Carsac church, set in a field outside a small village, typifies its genre, with nothing external to differentiate it from hundreds of other humble churches in la France profonde. A small 12th c. building, with a low central tower that scarcely tops the nave roof, it has one of the internal domes so characteristic of Romanesque churches in this area. Later generations added aisles and revaulted the nave, giving the church some striking Renaissance capitals. Yet it is some of the furnishings that make Carsac church special.

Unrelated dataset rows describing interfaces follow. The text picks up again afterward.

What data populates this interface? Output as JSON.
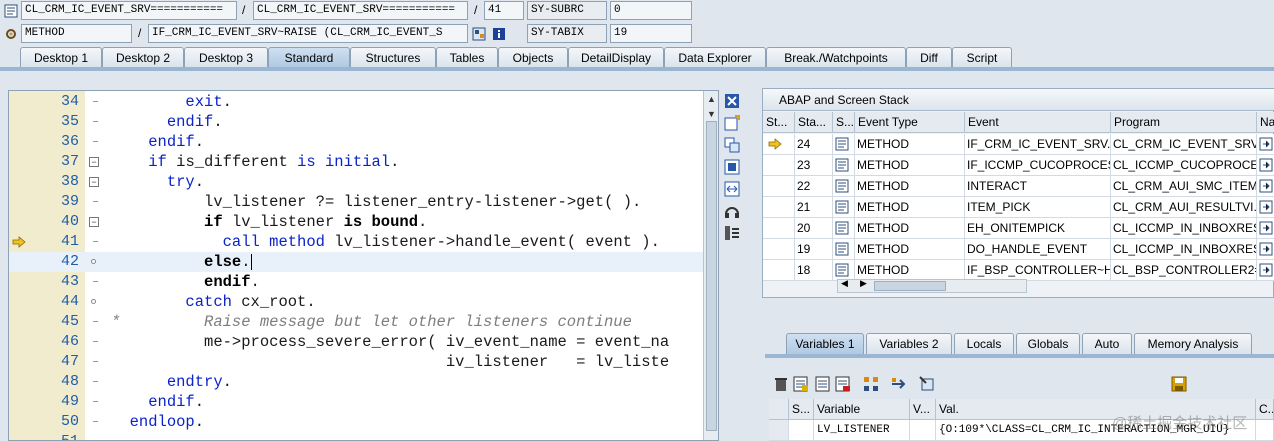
{
  "info": {
    "row1": {
      "class_field": "CL_CRM_IC_EVENT_SRV===========",
      "slash1": "/",
      "class_field2": "CL_CRM_IC_EVENT_SRV===========",
      "slash2": "/",
      "line": "41",
      "sysvar_name": "SY-SUBRC",
      "sysvar_value": "0"
    },
    "row2": {
      "type": "METHOD",
      "slash": "/",
      "method": "IF_CRM_IC_EVENT_SRV~RAISE (CL_CRM_IC_EVENT_S",
      "sysvar_name": "SY-TABIX",
      "sysvar_value": "19"
    }
  },
  "tabs": [
    {
      "label": "Desktop 1"
    },
    {
      "label": "Desktop 2"
    },
    {
      "label": "Desktop 3"
    },
    {
      "label": "Standard",
      "active": true
    },
    {
      "label": "Structures"
    },
    {
      "label": "Tables"
    },
    {
      "label": "Objects"
    },
    {
      "label": "DetailDisplay"
    },
    {
      "label": "Data Explorer"
    },
    {
      "label": "Break./Watchpoints"
    },
    {
      "label": "Diff"
    },
    {
      "label": "Script"
    }
  ],
  "editor": {
    "current_line": "41",
    "lines": [
      {
        "num": "34",
        "code": "        exit."
      },
      {
        "num": "35",
        "code": "      endif."
      },
      {
        "num": "36",
        "code": "    endif."
      },
      {
        "num": "37",
        "code": "    if is_different is initial."
      },
      {
        "num": "38",
        "code": "      try."
      },
      {
        "num": "39",
        "code": "          lv_listener ?= listener_entry-listener->get( )."
      },
      {
        "num": "40",
        "code": "          if lv_listener is bound."
      },
      {
        "num": "41",
        "code": "            call method lv_listener->handle_event( event )."
      },
      {
        "num": "42",
        "code": "          else."
      },
      {
        "num": "43",
        "code": "          endif."
      },
      {
        "num": "44",
        "code": "        catch cx_root."
      },
      {
        "num": "45",
        "code": "*         Raise message but let other listeners continue"
      },
      {
        "num": "46",
        "code": "          me->process_severe_error( iv_event_name = event_na"
      },
      {
        "num": "47",
        "code": "                                    iv_listener   = lv_liste"
      },
      {
        "num": "48",
        "code": "      endtry."
      },
      {
        "num": "49",
        "code": "    endif."
      },
      {
        "num": "50",
        "code": "  endloop."
      },
      {
        "num": "51",
        "code": ""
      }
    ]
  },
  "stack": {
    "title": "ABAP and Screen Stack",
    "columns": [
      "St...",
      "Sta...",
      "S...",
      "Event Type",
      "Event",
      "Program",
      "Na..."
    ],
    "rows": [
      {
        "level": "24",
        "type": "METHOD",
        "event": "IF_CRM_IC_EVENT_SRV...",
        "program": "CL_CRM_IC_EVENT_SRV...",
        "current": true
      },
      {
        "level": "23",
        "type": "METHOD",
        "event": "IF_ICCMP_CUCOPROCES...",
        "program": "CL_ICCMP_CUCOPROCES..."
      },
      {
        "level": "22",
        "type": "METHOD",
        "event": "INTERACT",
        "program": "CL_CRM_AUI_SMC_ITEM..."
      },
      {
        "level": "21",
        "type": "METHOD",
        "event": "ITEM_PICK",
        "program": "CL_CRM_AUI_RESULTVI..."
      },
      {
        "level": "20",
        "type": "METHOD",
        "event": "EH_ONITEMPICK",
        "program": "CL_ICCMP_IN_INBOXRES..."
      },
      {
        "level": "19",
        "type": "METHOD",
        "event": "DO_HANDLE_EVENT",
        "program": "CL_ICCMP_IN_INBOXRES..."
      },
      {
        "level": "18",
        "type": "METHOD",
        "event": "IF_BSP_CONTROLLER~H...",
        "program": "CL_BSP_CONTROLLER2=..."
      }
    ]
  },
  "var_tabs": [
    {
      "label": "Variables 1",
      "active": true
    },
    {
      "label": "Variables 2"
    },
    {
      "label": "Locals"
    },
    {
      "label": "Globals"
    },
    {
      "label": "Auto"
    },
    {
      "label": "Memory Analysis"
    }
  ],
  "variables": {
    "columns": [
      "S...",
      "Variable",
      "V...",
      "Val.",
      "C..."
    ],
    "rows": [
      {
        "name": "LV_LISTENER",
        "value": "{O:109*\\CLASS=CL_CRM_IC_INTERACTION_MGR_UIU}"
      }
    ]
  },
  "watermark": "@稀土掘金技术社区",
  "colors": {
    "keyword": "#0b23c8",
    "comment": "#7e7e7e",
    "gutter": "#f2eccf",
    "tab_active": "#aec8e2",
    "current_line": "#e8f0fa"
  }
}
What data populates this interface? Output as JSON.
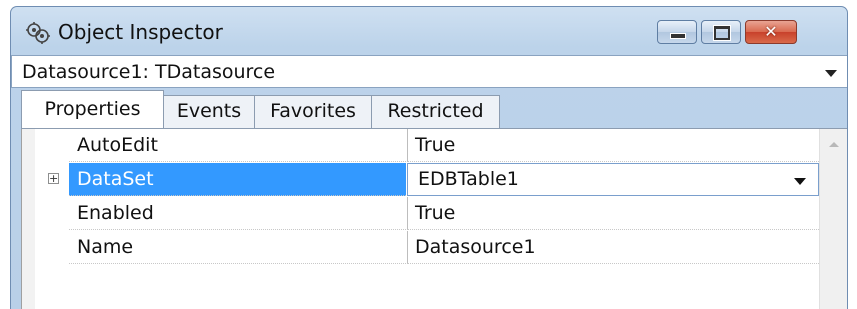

In the inauspicious years of the Vichy government, the cure, Roger Deltreil, led a restoration campaign from 1940 to 1942. The church has striking 20th c. glass from the celebrated Limoges studios of Francis Chigot, depicting St Caprais, first Bishop of Agen, and St Augustine, patron saint of the parish. During World War II, the Russian-born artist Leon Zack sought refuge here, his Jewish roots making him vulnerable in Paris. After the war he returned to Paris, but did not forget Carsac. He became increasingly interested in sacred art and in 1949 created a strikingly abstract and rather austere set of Stations of the Cross (in addition to a terracotta relief of St Mary Magdalene).

The Stations feature verses by Paul Claudel that are always thoughtful and at times quite emotive. Thus the second station: Rendez-moi patient a mon tour du bois I Que vous voulez queje porte I Car ilfautporter notre croix I avant que notre croix nous porte (We have to carry our cross, before our cross carries us); and the eleventh: Cette main que le bourreau tord I C’est la droite du tout-puissant I On a lie I’agneau par les pieds I On attache I’omnipresent (The hand which the torturer twists is the right hand of the Almighty).

Consider: ‘This cross God now sends you he has.. .weighed with his own hands to see that it be not one inch too large and not one ounce too heavy for you’ (St Francis de Sales).

It was the best of times, it was the worst of times. Meditate upon the events of ‘.J I the first Easter.